Over the past decade, I have been asked about what does it mean to be an agile coach? Why would someone want to do this role? What abilities does an effective agile coach possess? And can you learn those abilities?
You may have figured it out in the first line that I have been in the agile coaching and consulting expertise since early 2008. I was lucky enough to fall into this work through a friend, Mishkin Berteig. Throughout my time in this field, I have been fortunate to work with other skilled and talented agile coaches from various industries and life experiences.
So this article will focus on 3 key abilities and powers that both a leader and agile possess, and also how to grow them for yourself.
Power 1: Truly Listen with Heart and Mind
Listening is so critical as all of us want to be heard and be validated in our opinions. With the speed of change and the sheer volume of the workload, we stop listening.
An effective leader or agile coach focus his/her energies on truly understanding and gaining insight into the perspectives and experiences of those they serve and lead. There are plenty of great resources to enhance one’s listening skills that can help you develop the practice to keep your mind open, ask questions to further understanding, and refrain from making assumptions that ultimately cause harm.
Practice to Improve Power 1 — Participate in or facilitate a Coaching Skills Dojo, a powerful article by Michael Sahota. This activity is both easy to do and fun to build up this skill.
Power 2: Create a Safe Place for Discussions
Safety is becoming a more important unconditional element of a team and company. Yet, many organizations don’t have many people that have the skill set to show others how this can be done.
Great leaders or agile coaches spend effort and time to create a joyful, welcoming, and safe environment for their peers and teams to contribute openly without fear of attack. This power has the ability to bring about cutting-edge breakthroughs, ideas to solve persistent problems, and build long-lasting relationships. Individuals that can do this with regularity are seen as trustworthy and effective.
Practice to Improve Power 2 — Read about the Open Space movement that creates conferences and workshops that are amazingly joyful as well as results-producing.
Power 3: Build Up Other Leaders and Coaches
A single agile coach or leader is somewhat powerful. A team of leaders can move an entire organization to new heights of learning and results. Yet, the focus on mentoring and teaching others to be as effective as you is not as encouraged as it needs to be. We are missing out on talented and dynamic because we want to hold onto our position of power or influence.
The most effective agile coaches and leaders spend tremendous amounts of time mentoring, training, and helping others to become the best version of themselves. This requires patience, emotional intelligence, and humility. This is not easy, but it is worth it.

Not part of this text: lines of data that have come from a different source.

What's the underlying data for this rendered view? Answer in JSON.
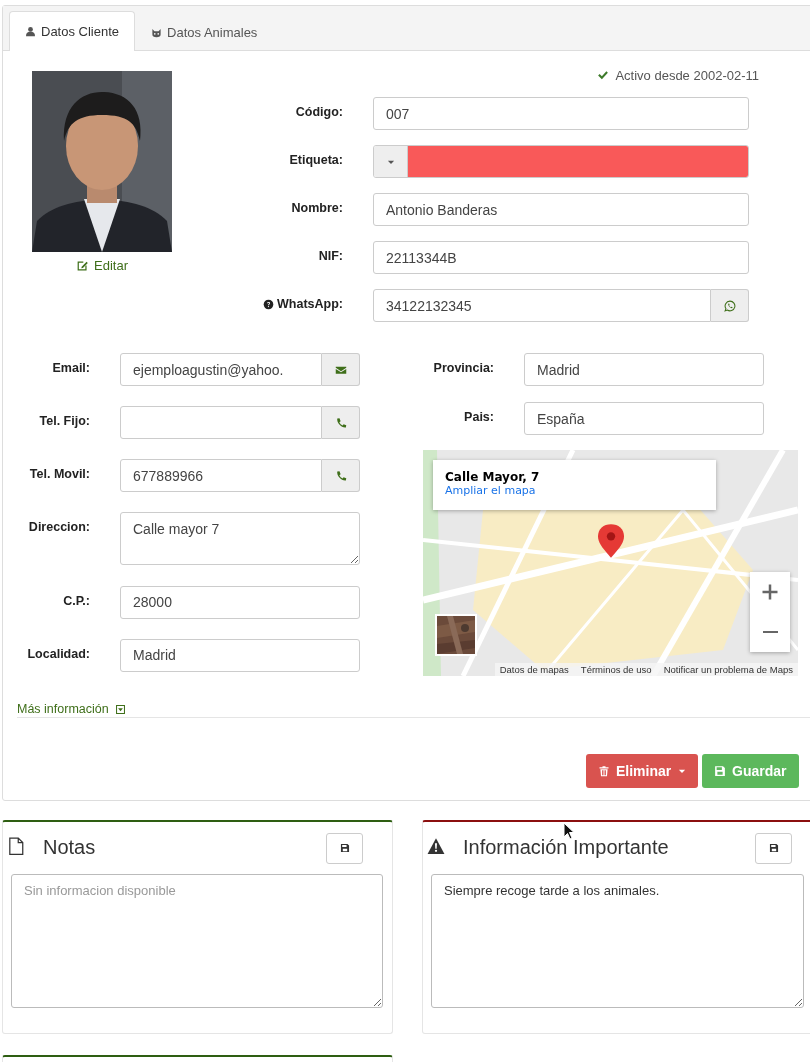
{
  "tabs": [
    {
      "label": "Datos Cliente",
      "selected": true
    },
    {
      "label": "Datos Animales",
      "selected": false
    }
  ],
  "status": {
    "text": "Activo desde 2002-02-11",
    "active": true
  },
  "photo": {
    "kind": "picture",
    "edit_link": "Editar"
  },
  "main_fields": [
    {
      "label": "Código:",
      "kind": "text",
      "value": "007"
    },
    {
      "label": "Etiqueta:",
      "kind": "tag",
      "color": "#f95959"
    },
    {
      "label": "Nombre:",
      "kind": "text",
      "value": "Antonio Banderas"
    },
    {
      "label": "NIF:",
      "kind": "text",
      "value": "22113344B"
    },
    {
      "label": "WhatsApp:",
      "kind": "whatsapp",
      "help": true,
      "value": "34122132345"
    }
  ],
  "contact_fields": [
    {
      "label": "Email:",
      "kind": "email",
      "value": "ejemploagustin@yahoo."
    },
    {
      "label": "Tel. Fijo:",
      "kind": "phone"
    },
    {
      "label": "Tel. Movil:",
      "kind": "phone",
      "value": "677889966"
    },
    {
      "label": "Direccion:",
      "kind": "textarea",
      "value": "Calle mayor 7"
    },
    {
      "label": "C.P.:",
      "kind": "text",
      "value": "28000"
    },
    {
      "label": "Localidad:",
      "kind": "text",
      "value": "Madrid"
    }
  ],
  "location_fields": [
    {
      "label": "Provincia:",
      "kind": "text",
      "value": "Madrid"
    },
    {
      "label": "Pais:",
      "kind": "text",
      "value": "España"
    }
  ],
  "map": {
    "place": "Calle Mayor, 7",
    "enlarge_link": "Ampliar el mapa",
    "footer": [
      "Datos de mapas",
      "Términos de uso",
      "Notificar un problema de Maps"
    ]
  },
  "more_info": {
    "label": "Más información",
    "expanded": false
  },
  "actions": [
    {
      "label": "Eliminar",
      "kind": "danger",
      "dropdown": true
    },
    {
      "label": "Guardar",
      "kind": "success",
      "dropdown": false
    }
  ],
  "notes": [
    {
      "title": "Notas",
      "color": "#2e5e12",
      "placeholder": "Sin informacion disponible"
    },
    {
      "title": "Información Importante",
      "color": "#8b0f0f",
      "value": "Siempre recoge tarde a los animales."
    }
  ]
}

Practice to Improve Power 3 — Follow or use the Co-Active Coaching model by Henry Kimsey-House, et al. This approach to building up your people is incredibly effective as well as empowering for you and them.
Being a Leader or Agile Coach is Hard Work
Those that choose to be a leader, fall into a leadership role, or have the role of agile coach all share a common element: leadership is more about how you show up then how you go there. If you have the best track record in the company but your leadership is causing harm, that previous track record means little. If you are well known as a coach or trainer but you fail to truly listen to your people, they will not trust or follow you.\
Remember that, “People don’t care how much you know until they know how much you care”. Become a caring and compassionate individual and then your ability to lead will grow exponentially. Continue to find the great about those around you and then support those strengths and qualities each and every day. Enjoy the journey of being a true leader or agile coach.
Paul J. Heidema